Web page and app entries:
--------------------------------
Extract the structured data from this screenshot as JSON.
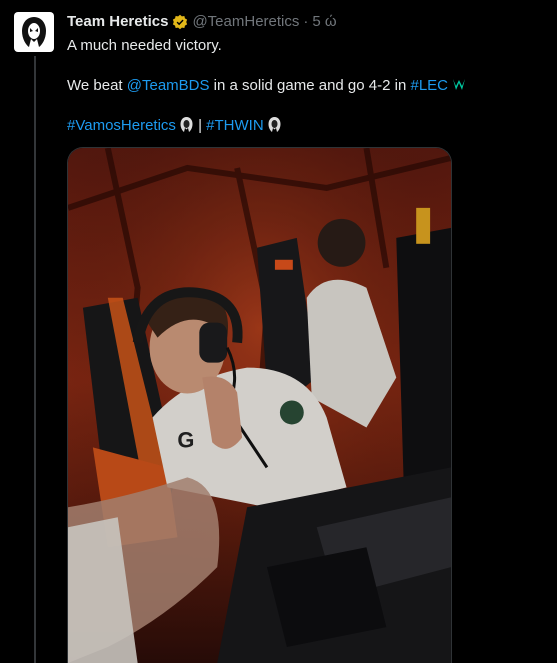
{
  "tweet": {
    "author": {
      "display_name": "Team Heretics",
      "handle": "@TeamHeretics",
      "dot": "·",
      "time": "5 ώ",
      "avatar_icon": "heretics-logo-icon",
      "verified_icon": "verified-gold-badge-icon"
    },
    "text": {
      "line1": "A much needed victory.",
      "line2_prefix": "We beat ",
      "mention": "@TeamBDS",
      "line2_middle": " in a solid game and go 4-2 in ",
      "hashtag_lec": "#LEC",
      "hashtag_vamos": "#VamosHeretics",
      "separator": " | ",
      "hashtag_thwin": "#THWIN"
    },
    "media": {
      "type": "photo",
      "icon": "esports-player-photo"
    }
  },
  "colors": {
    "background": "#000000",
    "text": "#e7e9ea",
    "secondary": "#71767b",
    "link": "#1d9bf0",
    "verified": "#e2b719",
    "thread_line": "#333639"
  }
}
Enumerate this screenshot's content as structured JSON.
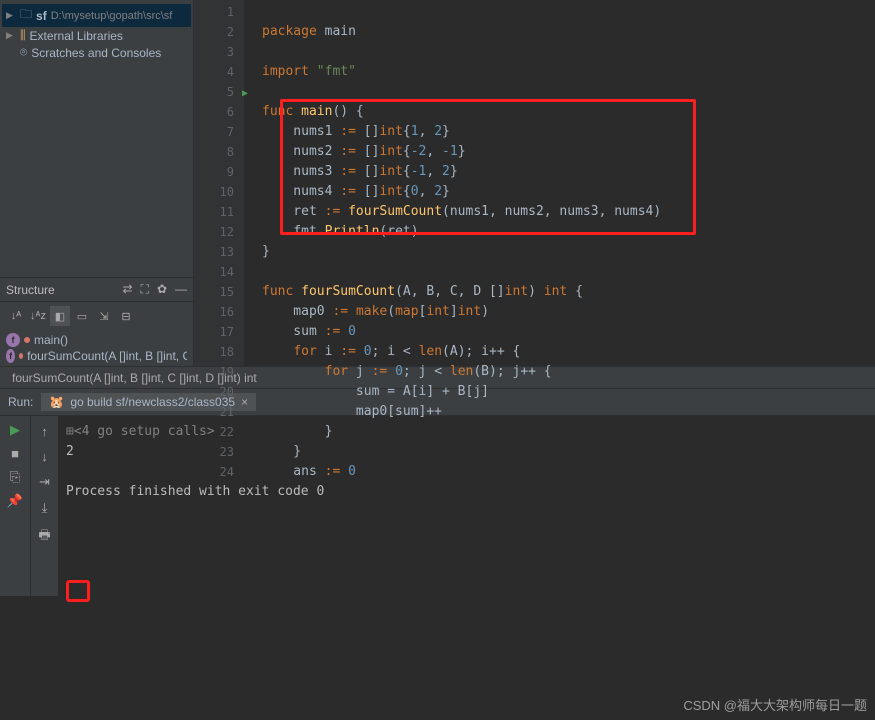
{
  "project": {
    "root_name": "sf",
    "root_path": "D:\\mysetup\\gopath\\src\\sf",
    "external_libs": "External Libraries",
    "scratches": "Scratches and Consoles"
  },
  "structure": {
    "title": "Structure",
    "items": [
      {
        "name": "main()"
      },
      {
        "name": "fourSumCount(A []int, B []int, C []int, D []int) int",
        "locked": true
      }
    ]
  },
  "editor": {
    "lines": [
      "1",
      "2",
      "3",
      "4",
      "5",
      "6",
      "7",
      "8",
      "9",
      "10",
      "11",
      "12",
      "13",
      "14",
      "15",
      "16",
      "17",
      "18",
      "19",
      "20",
      "21",
      "22",
      "23",
      "24"
    ],
    "code": {
      "l1_pkg": "package",
      "l1_main": " main",
      "l3_imp": "import",
      "l3_fmt": " \"fmt\"",
      "l5_func": "func",
      "l5_main": " main",
      "l5_rest": "() {",
      "l6_a": "    nums1 ",
      "l6_b": ":=",
      "l6_c": " []",
      "l6_int": "int",
      "l6_d": "{",
      "l6_n1": "1",
      "l6_e": ", ",
      "l6_n2": "2",
      "l6_f": "}",
      "l7_a": "    nums2 ",
      "l7_b": ":=",
      "l7_c": " []",
      "l7_int": "int",
      "l7_d": "{",
      "l7_n1": "-2",
      "l7_e": ", ",
      "l7_n2": "-1",
      "l7_f": "}",
      "l8_a": "    nums3 ",
      "l8_b": ":=",
      "l8_c": " []",
      "l8_int": "int",
      "l8_d": "{",
      "l8_n1": "-1",
      "l8_e": ", ",
      "l8_n2": "2",
      "l8_f": "}",
      "l9_a": "    nums4 ",
      "l9_b": ":=",
      "l9_c": " []",
      "l9_int": "int",
      "l9_d": "{",
      "l9_n1": "0",
      "l9_e": ", ",
      "l9_n2": "2",
      "l9_f": "}",
      "l10_a": "    ret ",
      "l10_b": ":=",
      "l10_c": " ",
      "l10_fn": "fourSumCount",
      "l10_d": "(nums1, nums2, nums3, nums4)",
      "l11_a": "    fmt.",
      "l11_fn": "Println",
      "l11_b": "(ret)",
      "l12": "}",
      "l14_func": "func",
      "l14_name": " fourSumCount",
      "l14_sig": "(A, B, C, D []",
      "l14_int": "int",
      "l14_r": ") ",
      "l14_int2": "int",
      "l14_b": " {",
      "l15_a": "    map0 ",
      "l15_b": ":=",
      "l15_c": " ",
      "l15_make": "make",
      "l15_d": "(",
      "l15_map": "map",
      "l15_e": "[",
      "l15_int1": "int",
      "l15_f": "]",
      "l15_int2": "int",
      "l15_g": ")",
      "l16_a": "    sum ",
      "l16_b": ":=",
      "l16_c": " ",
      "l16_n": "0",
      "l17_a": "    ",
      "l17_for": "for",
      "l17_b": " i ",
      "l17_c": ":=",
      "l17_d": " ",
      "l17_n": "0",
      "l17_e": "; i < ",
      "l17_len": "len",
      "l17_f": "(A); i++ {",
      "l18_a": "        ",
      "l18_for": "for",
      "l18_b": " j ",
      "l18_c": ":=",
      "l18_d": " ",
      "l18_n": "0",
      "l18_e": "; j < ",
      "l18_len": "len",
      "l18_f": "(B); j++ {",
      "l19": "            sum = A[i] + B[j]",
      "l20": "            map0[sum]++",
      "l21": "        }",
      "l22": "    }",
      "l23_a": "    ans ",
      "l23_b": ":=",
      "l23_c": " ",
      "l23_n": "0"
    }
  },
  "breadcrumb": "fourSumCount(A []int, B []int, C []int, D []int) int",
  "run": {
    "label": "Run:",
    "tab": "go build sf/newclass2/class035",
    "close": "×",
    "line1_pre": "⊞",
    "line1": "<4 go setup calls>",
    "line2": "2",
    "line4": "Process finished with exit code 0"
  },
  "watermark": "CSDN @福大大架构师每日一题"
}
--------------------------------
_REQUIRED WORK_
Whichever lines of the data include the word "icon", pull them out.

_YOUR SOLUTION_
      "avatar_icon": "heretics-logo-icon",
      "verified_icon": "verified-gold-badge-icon"
      "icon": "esports-player-photo"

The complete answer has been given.